Your output must match the records below character for character.

------------------------------------------------

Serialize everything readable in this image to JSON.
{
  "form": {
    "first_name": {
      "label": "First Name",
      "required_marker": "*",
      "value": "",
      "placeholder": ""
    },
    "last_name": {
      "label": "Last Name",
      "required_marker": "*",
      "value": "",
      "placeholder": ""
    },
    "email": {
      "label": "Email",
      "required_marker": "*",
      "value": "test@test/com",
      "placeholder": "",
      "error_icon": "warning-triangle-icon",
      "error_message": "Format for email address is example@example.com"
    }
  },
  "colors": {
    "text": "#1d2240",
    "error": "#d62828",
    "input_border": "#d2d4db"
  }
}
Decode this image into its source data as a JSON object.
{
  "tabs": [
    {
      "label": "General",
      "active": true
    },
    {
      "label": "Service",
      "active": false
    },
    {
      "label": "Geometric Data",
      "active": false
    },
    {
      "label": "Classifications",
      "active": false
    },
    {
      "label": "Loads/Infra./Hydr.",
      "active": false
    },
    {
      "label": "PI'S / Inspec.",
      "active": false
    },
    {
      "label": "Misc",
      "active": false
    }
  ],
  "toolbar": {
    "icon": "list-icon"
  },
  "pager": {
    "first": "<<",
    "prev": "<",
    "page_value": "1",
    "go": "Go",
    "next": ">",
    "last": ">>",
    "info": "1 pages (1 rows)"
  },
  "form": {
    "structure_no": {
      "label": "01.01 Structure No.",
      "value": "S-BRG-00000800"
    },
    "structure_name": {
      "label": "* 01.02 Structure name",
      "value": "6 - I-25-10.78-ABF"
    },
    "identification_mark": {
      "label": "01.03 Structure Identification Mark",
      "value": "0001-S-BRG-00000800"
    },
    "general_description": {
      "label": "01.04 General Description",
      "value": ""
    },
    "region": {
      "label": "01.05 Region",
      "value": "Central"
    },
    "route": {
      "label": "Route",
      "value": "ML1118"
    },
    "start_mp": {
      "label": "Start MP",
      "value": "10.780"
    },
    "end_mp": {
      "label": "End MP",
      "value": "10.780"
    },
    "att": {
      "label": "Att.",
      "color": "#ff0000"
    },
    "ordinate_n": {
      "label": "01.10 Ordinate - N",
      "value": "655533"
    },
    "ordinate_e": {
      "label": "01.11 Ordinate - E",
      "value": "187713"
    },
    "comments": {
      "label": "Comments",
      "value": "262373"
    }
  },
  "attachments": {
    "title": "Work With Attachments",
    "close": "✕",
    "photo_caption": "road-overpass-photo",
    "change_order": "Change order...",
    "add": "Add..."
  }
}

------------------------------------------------

> **EXERCISE RESULT**:
Serialize everything readable in this image to JSON.
{
  "form": {
    "first_name": {
      "label": "First Name",
      "required_marker": "*",
      "value": "",
      "placeholder": ""
    },
    "last_name": {
      "label": "Last Name",
      "required_marker": "*",
      "value": "",
      "placeholder": ""
    },
    "email": {
      "label": "Email",
      "required_marker": "*",
      "value": "test@test/com",
      "placeholder": "",
      "error_icon": "warning-triangle-icon",
      "error_message": "Format for email address is example@example.com"
    }
  },
  "colors": {
    "text": "#1d2240",
    "error": "#d62828",
    "input_border": "#d2d4db"
  }
}
Decode this image into its source data as a JSON object.
{
  "tabs": [
    {
      "label": "General",
      "active": true
    },
    {
      "label": "Service",
      "active": false
    },
    {
      "label": "Geometric Data",
      "active": false
    },
    {
      "label": "Classifications",
      "active": false
    },
    {
      "label": "Loads/Infra./Hydr.",
      "active": false
    },
    {
      "label": "PI'S / Inspec.",
      "active": false
    },
    {
      "label": "Misc",
      "active": false
    }
  ],
  "toolbar": {
    "icon": "list-icon"
  },
  "pager": {
    "first": "<<",
    "prev": "<",
    "page_value": "1",
    "go": "Go",
    "next": ">",
    "last": ">>",
    "info": "1 pages (1 rows)"
  },
  "form": {
    "structure_no": {
      "label": "01.01 Structure No.",
      "value": "S-BRG-00000800"
    },
    "structure_name": {
      "label": "* 01.02 Structure name",
      "value": "6 - I-25-10.78-ABF"
    },
    "identification_mark": {
      "label": "01.03 Structure Identification Mark",
      "value": "0001-S-BRG-00000800"
    },
    "general_description": {
      "label": "01.04 General Description",
      "value": ""
    },
    "region": {
      "label": "01.05 Region",
      "value": "Central"
    },
    "route": {
      "label": "Route",
      "value": "ML1118"
    },
    "start_mp": {
      "label": "Start MP",
      "value": "10.780"
    },
    "end_mp": {
      "label": "End MP",
      "value": "10.780"
    },
    "att": {
      "label": "Att.",
      "color": "#ff0000"
    },
    "ordinate_n": {
      "label": "01.10 Ordinate - N",
      "value": "655533"
    },
    "ordinate_e": {
      "label": "01.11 Ordinate - E",
      "value": "187713"
    },
    "comments": {
      "label": "Comments",
      "value": "262373"
    }
  },
  "attachments": {
    "title": "Work With Attachments",
    "close": "✕",
    "photo_caption": "road-overpass-photo",
    "change_order": "Change order...",
    "add": "Add..."
  }
}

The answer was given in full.